Input for this task —
****************

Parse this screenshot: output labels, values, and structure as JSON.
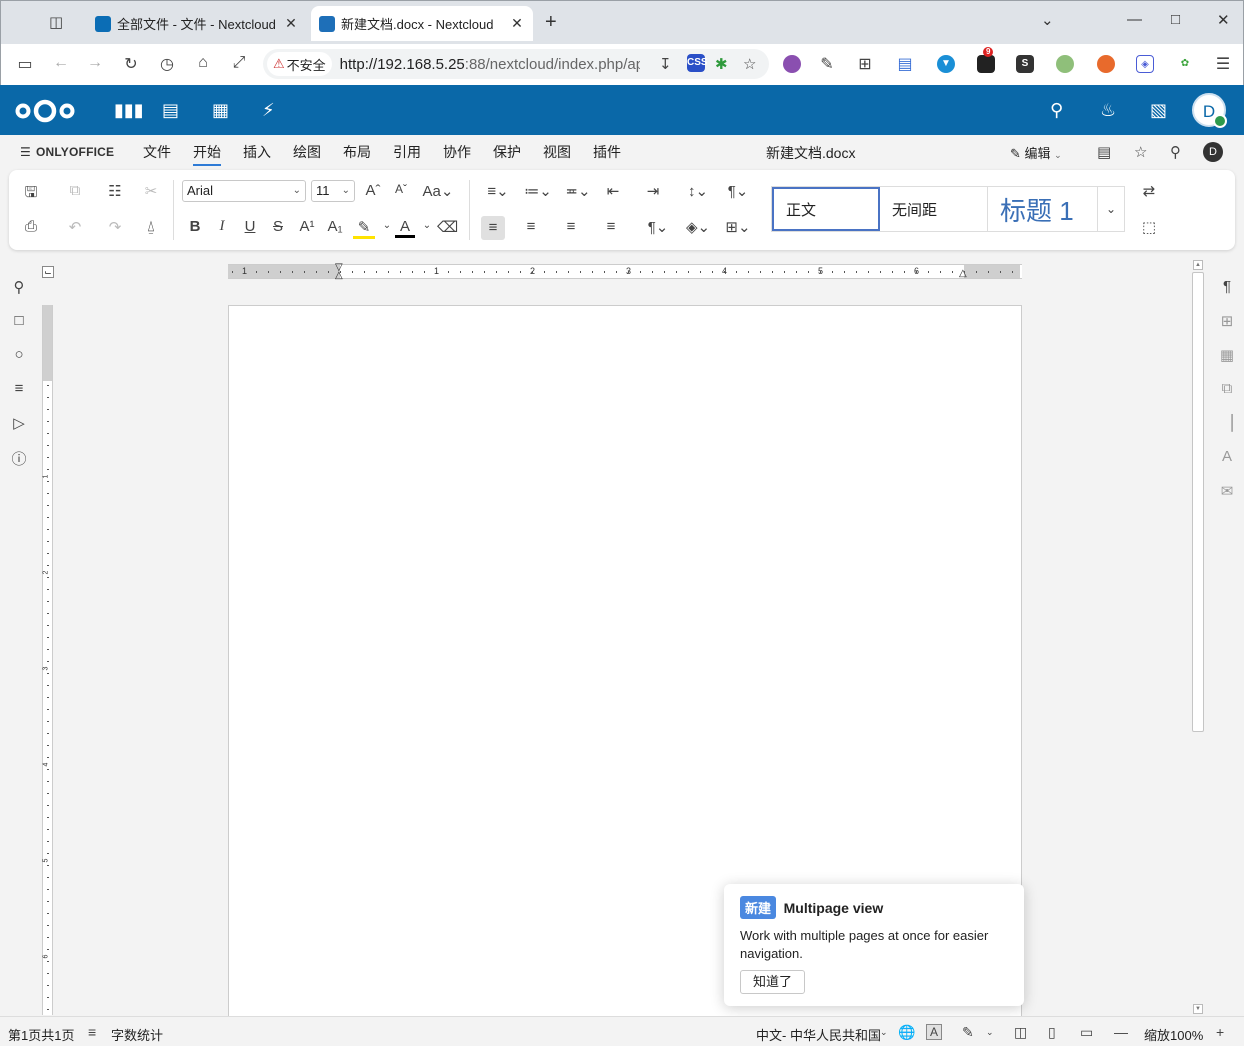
{
  "browser": {
    "tabs": [
      {
        "title": "全部文件 - 文件 - Nextcloud",
        "active": false
      },
      {
        "title": "新建文档.docx - Nextcloud",
        "active": true
      }
    ],
    "security_label": "不安全",
    "url_host": "http://192.168.5.25",
    "url_rest": ":88/nextcloud/index.php/ap",
    "ext_css_label": "CSS",
    "ext_badge": "9",
    "ext_s_label": "S"
  },
  "nextcloud": {
    "avatar_letter": "D"
  },
  "onlyoffice": {
    "logo": "ONLYOFFICE",
    "menu": [
      "文件",
      "开始",
      "插入",
      "绘图",
      "布局",
      "引用",
      "协作",
      "保护",
      "视图",
      "插件"
    ],
    "active_menu": "开始",
    "doc_title": "新建文档.docx",
    "edit_label": "编辑",
    "user_initial": "D"
  },
  "toolbar": {
    "font_name": "Arial",
    "font_size": "11",
    "styles": [
      "正文",
      "无间距",
      "标题 1"
    ]
  },
  "ruler": {
    "h_numbers": [
      "1",
      "1",
      "2",
      "3",
      "4",
      "5",
      "6"
    ],
    "v_numbers": [
      "1",
      "2",
      "3",
      "4",
      "5",
      "6"
    ]
  },
  "tip": {
    "badge": "新建",
    "title": "Multipage view",
    "body": "Work with multiple pages at once for easier navigation.",
    "button": "知道了"
  },
  "status": {
    "page_info": "第1页共1页",
    "word_count": "字数统计",
    "language": "中文- 中华人民共和国",
    "zoom": "缩放100%"
  },
  "colors": {
    "nc_header": "#0a68a8",
    "accent": "#2e7bd6",
    "heading_style": "#3a6fb6"
  }
}
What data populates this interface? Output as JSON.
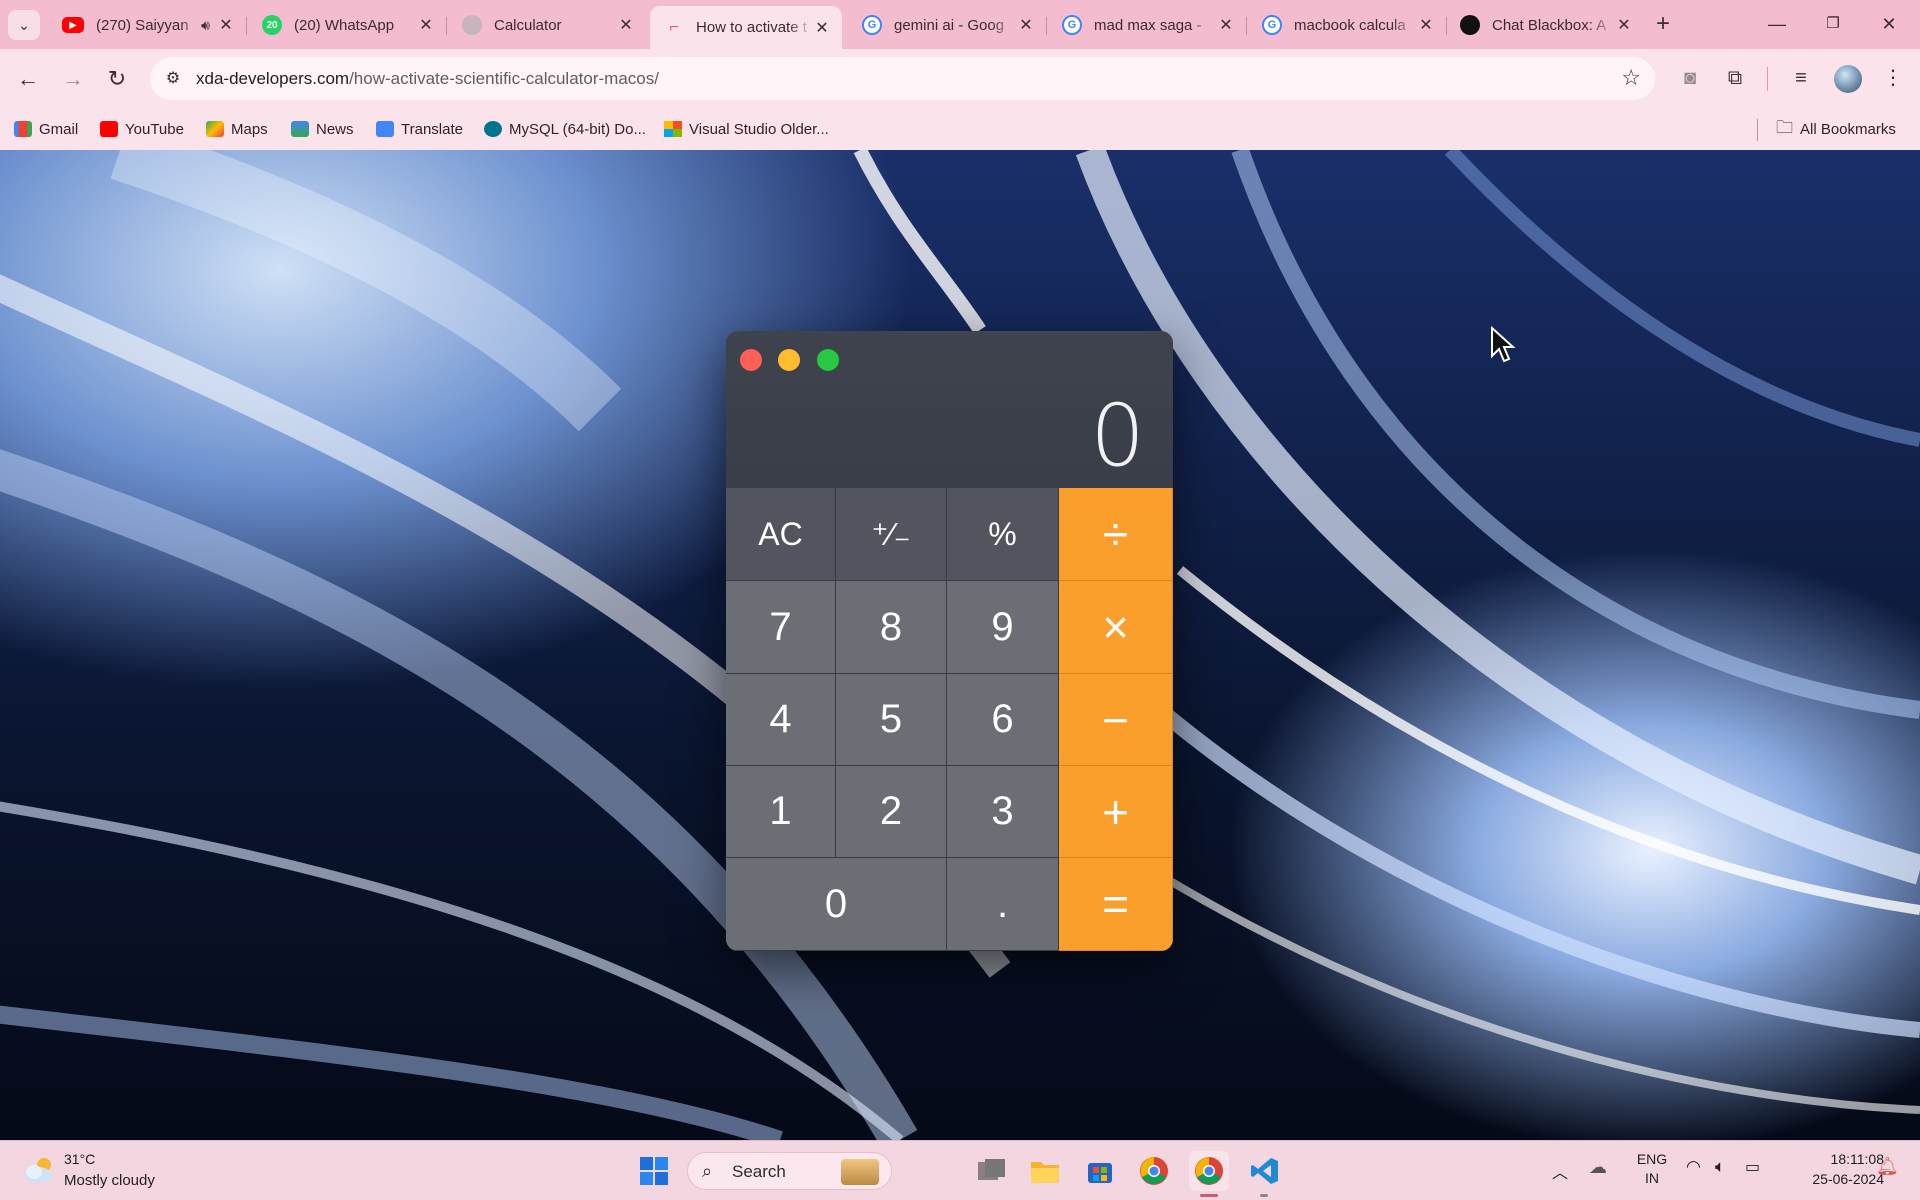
{
  "browser": {
    "tabs": [
      {
        "title": "(270) Saiyyan",
        "favicon": "youtube-icon",
        "color": "#ff0000",
        "audio": true
      },
      {
        "title": "(20) WhatsApp",
        "favicon": "whatsapp-icon",
        "color": "#25d366",
        "badge": "20"
      },
      {
        "title": "Calculator",
        "favicon": "globe-icon",
        "color": "#b9a4ae"
      },
      {
        "title": "How to activate t",
        "favicon": "xda-icon",
        "color": "#e0587a",
        "active": true
      },
      {
        "title": "gemini ai - Goog",
        "favicon": "google-icon",
        "color": "#4285f4"
      },
      {
        "title": "mad max saga -",
        "favicon": "google-icon",
        "color": "#4285f4"
      },
      {
        "title": "macbook calcula",
        "favicon": "google-icon",
        "color": "#4285f4"
      },
      {
        "title": "Chat Blackbox: A",
        "favicon": "blackbox-icon",
        "color": "#111111"
      }
    ],
    "url_domain": "xda-developers.com",
    "url_path": "/how-activate-scientific-calculator-macos/",
    "bookmarks": [
      {
        "label": "Gmail",
        "icon": "gmail-icon",
        "color": "#ea4335"
      },
      {
        "label": "YouTube",
        "icon": "youtube-icon",
        "color": "#ff0000"
      },
      {
        "label": "Maps",
        "icon": "maps-icon",
        "color": "#34a853"
      },
      {
        "label": "News",
        "icon": "news-icon",
        "color": "#4285f4"
      },
      {
        "label": "Translate",
        "icon": "translate-icon",
        "color": "#4285f4"
      },
      {
        "label": "MySQL (64-bit) Do...",
        "icon": "mysql-icon",
        "color": "#00758f"
      },
      {
        "label": "Visual Studio Older...",
        "icon": "microsoft-icon",
        "color": "#f25022"
      }
    ],
    "all_bookmarks": "All Bookmarks"
  },
  "calculator": {
    "display": "0",
    "keys": {
      "ac": "AC",
      "plusminus": "⁺∕₋",
      "percent": "%",
      "divide": "÷",
      "k7": "7",
      "k8": "8",
      "k9": "9",
      "multiply": "×",
      "k4": "4",
      "k5": "5",
      "k6": "6",
      "minus": "−",
      "k1": "1",
      "k2": "2",
      "k3": "3",
      "plus": "+",
      "k0": "0",
      "decimal": ".",
      "equals": "="
    },
    "accent_color": "#fb9f2c"
  },
  "taskbar": {
    "weather_temp": "31°C",
    "weather_desc": "Mostly cloudy",
    "search_label": "Search",
    "lang_line1": "ENG",
    "lang_line2": "IN",
    "time": "18:11:08",
    "date": "25-06-2024"
  }
}
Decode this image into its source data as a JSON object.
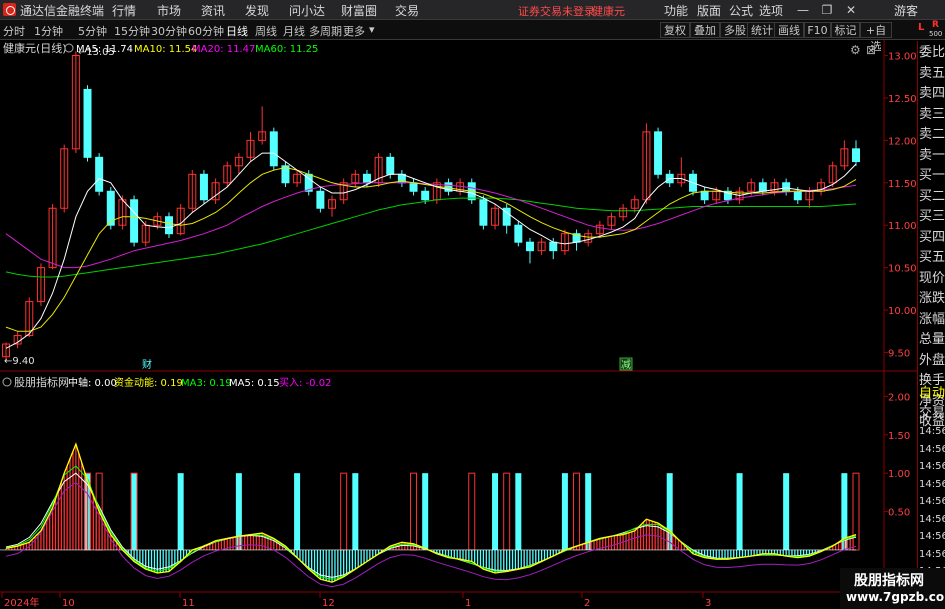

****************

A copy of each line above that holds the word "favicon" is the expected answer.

        "favicon": "youtube-icon",
        "favicon": "whatsapp-icon",
        "favicon": "globe-icon",
        "favicon": "xda-icon",
        "favicon": "google-icon",
        "favicon": "google-icon",
        "favicon": "google-icon",
        "favicon": "blackbox-icon",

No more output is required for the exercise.